# 2-1 Insertion sort on small arrays in merge sort

Although merge sort runs in $\Theta(n\lg n)$ worst-case time and insertion sort runs in $\Theta(n^2)$ worst-case time, the constant factors in insertion sort can make it faster in practice for small problem sizes on many machines. Thus, it makes sense to coarsen the leaves of the recursion by using insertion sort within merge sort when subproblems become sufficiently small. Consider a modification to merge sort in which $n / k$ sublists of length $k$ are sorted using insertion sort and then merged using the standard merging mechanism, where $k$ is a value to be determined.

a. Show that insertion sort can sort the $n / k$ sublists, each of length $k$, in $\Theta(nk)$ worst-case time.

b. Show how to merge the sublists in $\Theta(n\lg(n / k))$ worst-case time.

c. Given that the modified algorithm runs in $\Theta(nk + n\lg(n / k))$ worst-case time, what is the largest value of $k$ as a function of $n$ for which the modified algorithm has the same running time as standard merge sort, in terms of $\Theta$-notation?

d. How should we chosse $k$ in practice?

a. Insertion sort takes $\Theta(k^2)$ time per $k$-element list in the worst case.

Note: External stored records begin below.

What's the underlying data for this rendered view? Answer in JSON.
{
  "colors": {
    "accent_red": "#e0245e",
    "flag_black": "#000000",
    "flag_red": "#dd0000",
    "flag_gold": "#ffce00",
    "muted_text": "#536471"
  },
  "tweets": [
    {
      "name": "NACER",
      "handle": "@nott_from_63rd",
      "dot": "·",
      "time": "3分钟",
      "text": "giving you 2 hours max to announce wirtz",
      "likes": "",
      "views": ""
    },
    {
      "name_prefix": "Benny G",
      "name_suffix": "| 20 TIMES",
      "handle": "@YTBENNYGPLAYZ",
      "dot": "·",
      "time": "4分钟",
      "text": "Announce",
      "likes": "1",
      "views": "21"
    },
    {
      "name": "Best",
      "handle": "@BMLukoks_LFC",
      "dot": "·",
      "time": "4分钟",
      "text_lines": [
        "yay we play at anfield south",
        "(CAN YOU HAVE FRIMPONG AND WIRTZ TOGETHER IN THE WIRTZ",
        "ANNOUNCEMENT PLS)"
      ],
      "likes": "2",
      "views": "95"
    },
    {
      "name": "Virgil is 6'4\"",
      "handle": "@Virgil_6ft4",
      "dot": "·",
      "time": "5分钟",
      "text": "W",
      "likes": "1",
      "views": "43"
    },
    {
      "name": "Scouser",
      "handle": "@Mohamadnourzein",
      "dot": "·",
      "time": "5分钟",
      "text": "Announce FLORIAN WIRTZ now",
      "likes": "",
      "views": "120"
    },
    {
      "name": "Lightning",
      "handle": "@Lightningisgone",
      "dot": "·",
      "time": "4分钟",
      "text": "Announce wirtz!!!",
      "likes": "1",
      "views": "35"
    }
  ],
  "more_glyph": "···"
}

Therefore, sorting $n / k$ lists of $k$ elements each takes $\Theta(k^2n / k) = \Theta(nk)$ worst-case time.

b. Just extending the $2$-list merge to merge all the lists at once would take $\Theta(n \cdot(n / k)) = \Theta(n^2/k)$ time ($n$ from copying each element once into the result list, $n / k$ from examining $n / k$ lists at each step to select next item for result list).

To achieve $\Theta(n\lg(n / k))$-time merging, we merge the lists pairwise, then merge the resulting lists pairwise, and so on, until there's just one list. The pairwise merging requires $\Theta(n)$ work at each level, since we are still working on $n$ elements, even if they are partitioned among sublists. The number of levels, starting with $n / k$ lists (with $k$ elements each) and finishing with 1 list (with $n$ elements), is $\lceil \lg(n / k) \rceil$. Therefore, the total running time for the merging is $\Theta(n\lg(n / k))$.

c. The modified algorithm has the same asymptotic running time as standard merge sort when $\Theta(nk + n\lg(n / k)) = \Theta(n\lg n)$. The largest asymptotic value of $k$ as a function of $n$ that satisfies this condition is $k = \Theta(\lg n)$.

To see why, first observe that $k$ cannot be more than $\Theta(\lg n)$ (i.e., it can't have a higher-order term than $\lg n$), for otherwise the left-hand expression wouldn't be $\Theta(n\lg n)$ (because it would have a higher-order term than $n\lg n$). So all we need to do is verify that $k = \Theta(\lg n)$ works, which we can do by plugging $k = \lg n$ into

$$\Theta(nk + n\lg(n / k)) = \Theta(nk + n\lg n - n\lg k)$$

to get

$$\Theta(n\lg n + n\lg n - n\lg\lg n) = \Theta(2n\lg n - n\lg\lg n),$$

which by taking just the high-order term and ignorin the constant coefficient, equals $\Theta(n\lg n)$.

d. In practice, $k$ should be the largest list length on which insertion sort is faster than merge sort.